- Trees that are evergreen maintain their green color by tightly rolling their leaves into needle shapes coated with a wax-like substance.
- The best time to observe the Northern Lights, a spectacular display of colors in the night sky, is on calm, clear fall evenings. Aurora borealis are caused by particles from the sun swirling into geomagnetic storms, which then collide with the Earth’s magnetic field.
- Hurricane season also peaks in early autumn. After the summer, lower winds and warmer temperatures on the ocean surface make major storms more likely. As the winds pick up and the ocean cools by mid-October, storms become weaker, and many do not even make it across the sea from Africa.
Fall Activities for Kids
Rejoice, autumn lovers! The most beautiful time of the year has finally arrived (along with many fall activities). The weather is getting more relaxed, and the leaves are changing color, so it’s time to start thinking about how you can encourage kids of all ages to get outdoors and enjoy everything this incredible season has to offer.
This list of fall activities for kids has something for everyone, from arts and crafts projects to festive outings!
- Make a newspaper scarecrow.
- You can make a classic apple crisp.
- Throw a tea party with apple cider.
- You can bake apple chips.
- Simple crafts you can make with only three materials.
- Decorate wooden crafts with paint.
- Create handprint leaves.
- Make leaf rubbings.
- These children’s books are themed around autumn.
- Take popcorn and roll it into balls.
- Make pumpkins out of leaves by stuffing them into bags.
- Hayrides are fun.
- Create your leaf stamps to decorate your stationery.
- While nature walking, play “I Spy.”.
- Identify leaves and collect them.
- Take a walk through a corn maze.
- Photo albums can be made by pressing leaves into them.
- Take a tour of a haunted house.
- Nature crafts can be made from twigs, seedlings, and fallen leaves.
- Create a contest for your decorated pumpkin, or enter it in a local contest!
- Pick your pumpkins at a pumpkin patch.
- Make a centerpiece from gourds for the holidays.
- Toast the seeds of your pumpkin.
- Create acorn people.
Also Read: Hispanic Heritage Month
Autumn is a season that begins on the autumnal equinox and affects plants and animals in various ways. Red, yellow, orange, and brown are the colors of the leaves while they are on the tree. Autumn is sometimes called fall, and it is the transitional season between summer and winter. Discover how nature reacts to autumn, otherwise known as fall, and the harvest festivals that happen during this season.
The cool weather and the changing leaves are accompanied by the plants ceasing to produce food, animals preparing for the long winter months, and the length of daylight starting to shorten.

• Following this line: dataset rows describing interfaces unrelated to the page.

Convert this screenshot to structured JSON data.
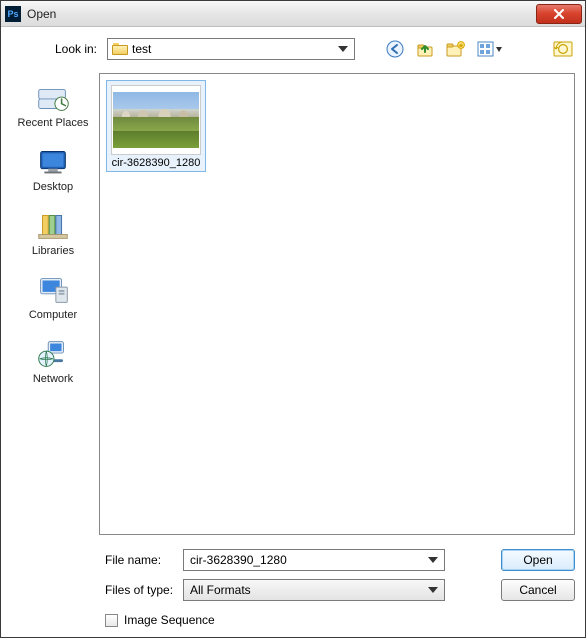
{
  "titlebar": {
    "title": "Open"
  },
  "lookin": {
    "label": "Look in:",
    "value": "test"
  },
  "nav": {
    "back": "back-icon",
    "up": "up-one-level-icon",
    "newfolder": "new-folder-icon",
    "viewmenu": "view-menu-icon",
    "lastchanged": "last-changed-icon"
  },
  "places": [
    {
      "label": "Recent Places"
    },
    {
      "label": "Desktop"
    },
    {
      "label": "Libraries"
    },
    {
      "label": "Computer"
    },
    {
      "label": "Network"
    }
  ],
  "files": [
    {
      "name": "cir-3628390_1280"
    }
  ],
  "filename": {
    "label": "File name:",
    "value": "cir-3628390_1280"
  },
  "filetype": {
    "label": "Files of type:",
    "value": "All Formats"
  },
  "buttons": {
    "open": "Open",
    "cancel": "Cancel"
  },
  "image_sequence": {
    "label": "Image Sequence",
    "checked": false
  }
}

Have a remarkable fall! The autumn season is one of the best times of the year, full of changes, fun indoors and outdoors, and some of the best holiday celebrations. By knowing these facts about autumn, everyone will enjoy the season more.